5- Design is the answer. I use the term “transformation” to capture the immensity of the task ahead of us and to guide us in the magnitude of that task, but the actual tools, methodologies and, yes, philosophy of that mission is found within the space of design and design thinking.
The Zaltmans note that nearly all products and services either promise transformation, or promise to impede it. The deep metaphor of transformation implies a change in state. It implies a change in being, positive or negative, for individuals as well as organizations. People tend to think of change most often at the surface level of metaphor. So, even though we may say out with the old, in with the new, or let's shake things up, bring in new blood, or get a new lease on life. We also realize that, the more things change, the more they stay the same, or the only constant is change. Innovation is a thematic level metaphor for change, implying that changes resulting in new relationships between people/products/services are amenable to design (don't go with the flow, think outside the box, treat customers the way they want you to treat them). However, transformation works at a deep metaphorical level to evoke emotions that support the patterns of thought involved in designing for the experience of meaningful change.

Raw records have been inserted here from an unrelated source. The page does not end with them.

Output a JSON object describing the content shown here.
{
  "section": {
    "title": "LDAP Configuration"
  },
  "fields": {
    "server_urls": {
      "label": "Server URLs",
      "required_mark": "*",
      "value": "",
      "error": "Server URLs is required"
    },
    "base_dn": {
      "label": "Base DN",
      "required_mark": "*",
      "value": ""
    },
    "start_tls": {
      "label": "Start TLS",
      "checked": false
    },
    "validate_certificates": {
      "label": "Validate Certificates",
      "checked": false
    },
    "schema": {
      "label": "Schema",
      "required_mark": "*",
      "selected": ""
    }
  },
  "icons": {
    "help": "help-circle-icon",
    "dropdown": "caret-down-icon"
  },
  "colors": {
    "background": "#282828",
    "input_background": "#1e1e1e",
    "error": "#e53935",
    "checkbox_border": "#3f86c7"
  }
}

Deep metaphors underlie the way people understand the context of problems they face in their everyday lives...The Zaltmans contend three levels exist for metaphorical expression: surface, thematic, and deep. They point to the fact that everyday, mundane conversation is replete with metaphors. In the interest of accuracy it is also important to note that their approach to metaphor includes a range of figures of speech, i.e. tropes.
Without reviewing the differences among tropes, the Zaltmans distinguish between surface level metaphor, such as "I am drowning in debt", and metaphorical thinking at the thematic level, such as "Money is like water", and further to thinking at the deep metaphorical level linked to the emotions that the other levels use to support the pattern of thought involved.
Transformation may be the most pervasive deep metaphor among consumers. Nearly all goods and services are intended to facilitate or retard passage from one state to another...Moreover, transformations that seem to be unique to the mind, body, or society often spill over into other aspects of life (Marketing Metaphoria).
The Zaltmans provide a range of examples for how this works at the design level for products and services, and their insights merit attention as influentials like Nussbaum advance our thinking on transformation as a deeper level of innovation.
Larry writes the blog Skilful Minds.